Even the eighteenth century philosophers who believed in humanity's natural goodness, like the Earl of Shaftesbury, bought into the idea that nature was separate from humans. Our great feats of empire building, morality, and science separated us from dogs, insects, and gentleman savages. In the United States, transcendentalists like Henry David Thoreau took up this idea again in the mid-nineteenth century, and tried to embrace goodness by moving to bucolic areas far from cities. You cannot yearn to get back to nature if you don't believe that you are fundamentally not a part of it.
You can see this same old debate alive in environmental politics today. Like Hobbes and his cohorts, we've reached a point in our civilization when we can no longer deny that human have the power to change the Earth's environment forever. There are two possible responses to this issue. One is to argue, with many environmentalists, that sustainable development depends on going "back to nature," cutting back energy use, and leading slower, de-urbanized lives. This is a kind of gentleman savage argument, where nature is good. At the other end of the eco-aware spectrum we find a very different argument, coming from geologists like Peter Ward, which is that we need to develop geoengineering technologies that will take complete control of nature to scrub carbon out of the air, clean polluted waters, enhance the productivity of farms, and more. Civilization and science can rescue nature, just as Hobbes' social contract could rescue human nature from greed and brutishness.
Of course there are many positions between these extremes, too. But the theme that unites them is a strong echo of the centuries-old belief that humans have somehow stepped outside nature. The problem is that humans are, in fact, part of nature. We are animals who live in burrows and hives like bears and bees. We leave our poop and garbage everywhere just like raccoons do. Sure we've invented some elaborate philosophies and ideologies to explain hives and poop to ourselves, but that doesn't mean we're not part of nature. All those tools we have to pollute the planet? Natural. Other animals use tools. And our changed climate, altered by pumping carbon into the atmosphere? Sorry to break it to you, but that's part of the natural carbon cycle, in which the environment slowly cycles between hot and carbon-rich followed by cold and oxygen-rich. Humans and our environment-altering garbage are about as natural as it gets.
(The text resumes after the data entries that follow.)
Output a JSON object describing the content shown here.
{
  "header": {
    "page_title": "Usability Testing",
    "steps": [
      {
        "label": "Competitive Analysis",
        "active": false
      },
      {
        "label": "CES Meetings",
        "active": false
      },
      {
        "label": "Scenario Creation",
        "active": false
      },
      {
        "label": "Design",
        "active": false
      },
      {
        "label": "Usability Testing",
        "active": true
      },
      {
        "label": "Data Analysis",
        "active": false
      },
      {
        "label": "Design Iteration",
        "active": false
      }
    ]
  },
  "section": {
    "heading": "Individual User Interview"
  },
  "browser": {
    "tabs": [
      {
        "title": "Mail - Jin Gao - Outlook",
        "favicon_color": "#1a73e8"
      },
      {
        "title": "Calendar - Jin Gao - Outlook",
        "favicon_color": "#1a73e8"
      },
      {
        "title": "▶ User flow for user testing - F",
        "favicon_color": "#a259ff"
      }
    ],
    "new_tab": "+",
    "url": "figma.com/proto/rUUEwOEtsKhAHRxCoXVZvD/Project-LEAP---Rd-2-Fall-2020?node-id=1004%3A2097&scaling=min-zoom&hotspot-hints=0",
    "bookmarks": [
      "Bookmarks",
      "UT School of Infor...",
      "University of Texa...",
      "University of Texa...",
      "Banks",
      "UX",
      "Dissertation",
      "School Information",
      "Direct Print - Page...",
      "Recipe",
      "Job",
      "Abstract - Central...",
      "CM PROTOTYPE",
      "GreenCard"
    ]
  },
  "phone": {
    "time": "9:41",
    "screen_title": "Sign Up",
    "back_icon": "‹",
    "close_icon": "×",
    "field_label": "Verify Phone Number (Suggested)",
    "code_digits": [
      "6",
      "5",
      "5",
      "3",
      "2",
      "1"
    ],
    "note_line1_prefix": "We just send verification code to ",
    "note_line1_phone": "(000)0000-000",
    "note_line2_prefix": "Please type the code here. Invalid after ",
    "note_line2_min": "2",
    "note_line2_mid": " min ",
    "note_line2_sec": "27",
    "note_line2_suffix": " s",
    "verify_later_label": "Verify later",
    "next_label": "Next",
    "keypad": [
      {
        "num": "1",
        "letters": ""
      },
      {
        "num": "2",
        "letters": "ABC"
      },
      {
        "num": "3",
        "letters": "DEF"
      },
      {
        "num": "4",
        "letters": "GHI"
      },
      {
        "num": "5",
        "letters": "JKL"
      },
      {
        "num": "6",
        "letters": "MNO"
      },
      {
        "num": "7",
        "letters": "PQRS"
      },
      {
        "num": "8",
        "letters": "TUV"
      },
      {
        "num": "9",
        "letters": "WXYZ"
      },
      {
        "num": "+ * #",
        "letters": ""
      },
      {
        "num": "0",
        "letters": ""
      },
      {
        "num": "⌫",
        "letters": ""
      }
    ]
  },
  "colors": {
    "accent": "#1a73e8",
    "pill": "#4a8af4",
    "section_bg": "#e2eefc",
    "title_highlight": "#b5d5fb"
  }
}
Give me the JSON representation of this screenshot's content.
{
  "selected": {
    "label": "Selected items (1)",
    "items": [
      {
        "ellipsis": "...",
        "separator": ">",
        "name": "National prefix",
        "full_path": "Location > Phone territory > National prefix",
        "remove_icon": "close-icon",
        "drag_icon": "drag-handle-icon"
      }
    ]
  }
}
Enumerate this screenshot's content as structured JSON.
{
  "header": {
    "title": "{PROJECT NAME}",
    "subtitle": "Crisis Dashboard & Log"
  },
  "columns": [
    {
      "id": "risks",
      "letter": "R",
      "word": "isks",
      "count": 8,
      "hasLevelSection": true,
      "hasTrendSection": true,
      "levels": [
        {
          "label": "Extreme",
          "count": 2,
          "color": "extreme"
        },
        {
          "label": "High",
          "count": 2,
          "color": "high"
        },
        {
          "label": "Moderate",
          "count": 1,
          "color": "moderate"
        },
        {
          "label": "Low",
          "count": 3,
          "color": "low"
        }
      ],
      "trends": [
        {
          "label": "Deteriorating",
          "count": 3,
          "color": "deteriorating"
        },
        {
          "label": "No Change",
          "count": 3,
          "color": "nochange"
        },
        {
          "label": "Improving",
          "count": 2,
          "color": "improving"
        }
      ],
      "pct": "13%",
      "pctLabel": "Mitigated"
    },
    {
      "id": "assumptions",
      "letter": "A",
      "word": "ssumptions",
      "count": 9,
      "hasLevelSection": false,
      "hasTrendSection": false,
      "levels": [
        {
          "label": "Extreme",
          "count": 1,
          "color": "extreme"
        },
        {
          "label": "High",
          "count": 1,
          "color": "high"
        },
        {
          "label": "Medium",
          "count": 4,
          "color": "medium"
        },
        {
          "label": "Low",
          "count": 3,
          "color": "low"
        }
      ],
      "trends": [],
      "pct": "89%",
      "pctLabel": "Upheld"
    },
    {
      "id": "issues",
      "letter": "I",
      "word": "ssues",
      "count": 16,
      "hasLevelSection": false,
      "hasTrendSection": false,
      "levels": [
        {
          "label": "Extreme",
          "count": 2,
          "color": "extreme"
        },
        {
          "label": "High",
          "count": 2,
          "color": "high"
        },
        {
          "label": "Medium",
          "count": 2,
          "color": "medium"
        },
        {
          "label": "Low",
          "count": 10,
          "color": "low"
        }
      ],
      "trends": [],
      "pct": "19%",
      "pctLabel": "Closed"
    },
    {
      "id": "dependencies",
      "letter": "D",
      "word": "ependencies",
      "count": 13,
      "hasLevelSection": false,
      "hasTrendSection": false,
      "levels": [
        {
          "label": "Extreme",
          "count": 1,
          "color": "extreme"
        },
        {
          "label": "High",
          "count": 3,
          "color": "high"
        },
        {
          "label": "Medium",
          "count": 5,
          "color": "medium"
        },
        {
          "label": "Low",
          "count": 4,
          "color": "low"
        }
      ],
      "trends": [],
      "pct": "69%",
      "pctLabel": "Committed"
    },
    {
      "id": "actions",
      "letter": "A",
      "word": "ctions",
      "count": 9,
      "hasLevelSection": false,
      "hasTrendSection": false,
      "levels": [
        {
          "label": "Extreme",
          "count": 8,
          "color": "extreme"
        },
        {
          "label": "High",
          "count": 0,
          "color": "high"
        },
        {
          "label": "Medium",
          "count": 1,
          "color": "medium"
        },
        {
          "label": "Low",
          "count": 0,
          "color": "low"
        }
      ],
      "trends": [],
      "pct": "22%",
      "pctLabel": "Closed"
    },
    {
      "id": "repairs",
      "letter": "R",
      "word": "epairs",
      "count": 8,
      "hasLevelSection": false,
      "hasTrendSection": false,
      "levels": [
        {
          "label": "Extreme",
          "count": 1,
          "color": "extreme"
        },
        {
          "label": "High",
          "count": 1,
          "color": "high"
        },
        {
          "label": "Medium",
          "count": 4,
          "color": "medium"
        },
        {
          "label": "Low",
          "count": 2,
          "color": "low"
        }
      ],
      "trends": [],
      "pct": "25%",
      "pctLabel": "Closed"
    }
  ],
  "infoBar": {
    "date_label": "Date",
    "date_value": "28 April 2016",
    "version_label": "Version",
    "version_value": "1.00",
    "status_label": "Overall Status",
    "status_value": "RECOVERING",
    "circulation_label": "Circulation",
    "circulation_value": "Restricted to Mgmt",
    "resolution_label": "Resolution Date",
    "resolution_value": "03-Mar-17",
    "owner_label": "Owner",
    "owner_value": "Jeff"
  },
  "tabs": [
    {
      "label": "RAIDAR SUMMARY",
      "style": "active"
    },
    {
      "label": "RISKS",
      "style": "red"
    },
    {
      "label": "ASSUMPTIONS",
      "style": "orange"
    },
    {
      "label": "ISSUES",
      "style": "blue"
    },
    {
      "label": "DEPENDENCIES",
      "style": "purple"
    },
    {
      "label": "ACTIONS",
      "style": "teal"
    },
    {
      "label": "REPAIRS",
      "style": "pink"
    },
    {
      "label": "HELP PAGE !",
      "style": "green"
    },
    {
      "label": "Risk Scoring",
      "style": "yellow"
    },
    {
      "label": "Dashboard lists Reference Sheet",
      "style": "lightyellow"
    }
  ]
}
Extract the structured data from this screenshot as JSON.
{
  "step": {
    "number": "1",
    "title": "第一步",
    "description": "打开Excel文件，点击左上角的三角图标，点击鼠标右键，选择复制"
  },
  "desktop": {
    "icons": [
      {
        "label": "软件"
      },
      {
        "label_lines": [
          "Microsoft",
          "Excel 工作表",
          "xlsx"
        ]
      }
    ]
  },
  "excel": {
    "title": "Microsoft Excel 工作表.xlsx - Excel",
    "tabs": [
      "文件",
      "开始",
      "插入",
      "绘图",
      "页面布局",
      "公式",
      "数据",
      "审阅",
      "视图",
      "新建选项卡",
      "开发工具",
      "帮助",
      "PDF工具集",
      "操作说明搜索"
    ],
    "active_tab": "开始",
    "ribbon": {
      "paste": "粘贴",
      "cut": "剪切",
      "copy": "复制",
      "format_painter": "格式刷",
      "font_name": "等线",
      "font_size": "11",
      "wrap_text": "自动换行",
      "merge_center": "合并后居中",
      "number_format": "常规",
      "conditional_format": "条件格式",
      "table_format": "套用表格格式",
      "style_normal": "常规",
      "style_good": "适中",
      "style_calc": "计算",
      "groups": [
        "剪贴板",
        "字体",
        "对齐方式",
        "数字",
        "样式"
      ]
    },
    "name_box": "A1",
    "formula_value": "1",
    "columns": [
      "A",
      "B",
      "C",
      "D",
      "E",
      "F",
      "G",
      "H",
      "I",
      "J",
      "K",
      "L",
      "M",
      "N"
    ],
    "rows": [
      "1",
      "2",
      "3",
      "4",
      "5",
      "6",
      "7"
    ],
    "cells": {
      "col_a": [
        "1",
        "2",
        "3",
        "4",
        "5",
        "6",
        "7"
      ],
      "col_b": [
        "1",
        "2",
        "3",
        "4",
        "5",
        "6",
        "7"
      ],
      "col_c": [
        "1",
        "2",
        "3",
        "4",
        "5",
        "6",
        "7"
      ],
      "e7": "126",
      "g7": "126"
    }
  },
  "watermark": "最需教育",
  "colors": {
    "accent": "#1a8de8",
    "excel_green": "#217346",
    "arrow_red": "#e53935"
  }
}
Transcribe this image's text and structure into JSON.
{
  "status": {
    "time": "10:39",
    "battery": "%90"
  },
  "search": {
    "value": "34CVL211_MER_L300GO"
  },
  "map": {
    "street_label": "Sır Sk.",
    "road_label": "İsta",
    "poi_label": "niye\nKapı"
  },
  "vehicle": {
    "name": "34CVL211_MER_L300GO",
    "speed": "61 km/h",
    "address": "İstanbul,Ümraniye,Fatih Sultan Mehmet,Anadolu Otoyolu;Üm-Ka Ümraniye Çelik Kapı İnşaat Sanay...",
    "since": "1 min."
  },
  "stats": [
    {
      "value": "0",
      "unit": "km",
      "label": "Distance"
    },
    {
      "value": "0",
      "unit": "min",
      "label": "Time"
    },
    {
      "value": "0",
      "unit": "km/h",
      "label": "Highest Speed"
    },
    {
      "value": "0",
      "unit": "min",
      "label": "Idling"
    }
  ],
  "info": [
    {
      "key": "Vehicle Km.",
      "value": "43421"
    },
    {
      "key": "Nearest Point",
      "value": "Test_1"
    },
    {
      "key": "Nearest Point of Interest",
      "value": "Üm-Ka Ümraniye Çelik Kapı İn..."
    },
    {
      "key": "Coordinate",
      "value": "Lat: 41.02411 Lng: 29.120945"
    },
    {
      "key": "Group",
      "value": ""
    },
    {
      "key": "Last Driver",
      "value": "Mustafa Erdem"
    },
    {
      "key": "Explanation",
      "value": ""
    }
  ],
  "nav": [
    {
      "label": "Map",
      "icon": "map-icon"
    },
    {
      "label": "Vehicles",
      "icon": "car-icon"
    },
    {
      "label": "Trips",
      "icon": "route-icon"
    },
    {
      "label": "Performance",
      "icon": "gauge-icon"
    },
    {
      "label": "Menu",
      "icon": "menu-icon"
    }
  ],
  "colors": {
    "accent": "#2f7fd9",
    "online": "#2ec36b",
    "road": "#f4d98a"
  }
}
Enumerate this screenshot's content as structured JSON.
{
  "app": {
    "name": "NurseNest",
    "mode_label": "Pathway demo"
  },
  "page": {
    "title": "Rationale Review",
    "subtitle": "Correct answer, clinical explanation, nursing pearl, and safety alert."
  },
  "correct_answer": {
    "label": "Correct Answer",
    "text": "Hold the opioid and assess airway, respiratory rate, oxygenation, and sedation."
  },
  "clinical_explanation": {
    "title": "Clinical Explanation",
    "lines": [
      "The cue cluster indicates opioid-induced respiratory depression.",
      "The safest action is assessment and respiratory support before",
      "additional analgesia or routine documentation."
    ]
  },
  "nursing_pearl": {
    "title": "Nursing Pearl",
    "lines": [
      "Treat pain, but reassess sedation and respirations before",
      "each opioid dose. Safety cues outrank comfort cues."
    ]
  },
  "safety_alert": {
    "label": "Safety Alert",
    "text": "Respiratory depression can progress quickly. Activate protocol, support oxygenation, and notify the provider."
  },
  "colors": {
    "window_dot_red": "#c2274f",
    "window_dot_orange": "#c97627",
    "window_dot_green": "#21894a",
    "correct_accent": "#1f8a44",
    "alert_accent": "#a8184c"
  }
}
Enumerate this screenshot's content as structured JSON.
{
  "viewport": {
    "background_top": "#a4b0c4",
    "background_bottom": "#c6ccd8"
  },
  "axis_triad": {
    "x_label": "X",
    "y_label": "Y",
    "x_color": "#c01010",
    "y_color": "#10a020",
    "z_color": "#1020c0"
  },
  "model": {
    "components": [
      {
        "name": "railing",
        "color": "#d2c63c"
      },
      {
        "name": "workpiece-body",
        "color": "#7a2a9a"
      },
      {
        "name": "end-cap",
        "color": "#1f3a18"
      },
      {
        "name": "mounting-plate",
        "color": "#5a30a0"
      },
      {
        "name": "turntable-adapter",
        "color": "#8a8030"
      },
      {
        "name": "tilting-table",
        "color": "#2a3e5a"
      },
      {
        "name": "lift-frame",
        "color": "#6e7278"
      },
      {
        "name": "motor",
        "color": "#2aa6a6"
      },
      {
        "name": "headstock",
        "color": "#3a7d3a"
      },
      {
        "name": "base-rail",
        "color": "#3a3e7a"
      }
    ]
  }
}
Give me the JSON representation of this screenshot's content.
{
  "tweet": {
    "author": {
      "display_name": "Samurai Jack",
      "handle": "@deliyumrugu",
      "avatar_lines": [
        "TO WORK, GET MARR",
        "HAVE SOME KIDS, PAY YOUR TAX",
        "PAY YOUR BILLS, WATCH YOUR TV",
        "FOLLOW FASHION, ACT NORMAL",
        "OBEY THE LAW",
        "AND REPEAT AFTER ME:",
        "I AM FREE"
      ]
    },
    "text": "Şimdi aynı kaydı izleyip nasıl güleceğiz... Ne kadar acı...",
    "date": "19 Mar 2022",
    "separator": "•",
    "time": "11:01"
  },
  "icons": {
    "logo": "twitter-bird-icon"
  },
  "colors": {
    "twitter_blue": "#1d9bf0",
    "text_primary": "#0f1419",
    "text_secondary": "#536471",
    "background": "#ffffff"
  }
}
It's time we got away from eighteenth century thinking and started to admit that humans are actually a part of nature. And because we are natural, we can only thrive when our ecosystems have a very specific climate and are full of specific life forms. Preserving the environment in a human-friendly state like the one where we evolved won't bring us back to nature — it will simply make the Earth really comfortable for us and our fellow life forms. Whether we preserve the environment with enormous, futuristic climate-control machines or by leaving the cities for tribal life, we are doing natural things on a natural world that is in a natural state. There is no nature to return to. We are already here.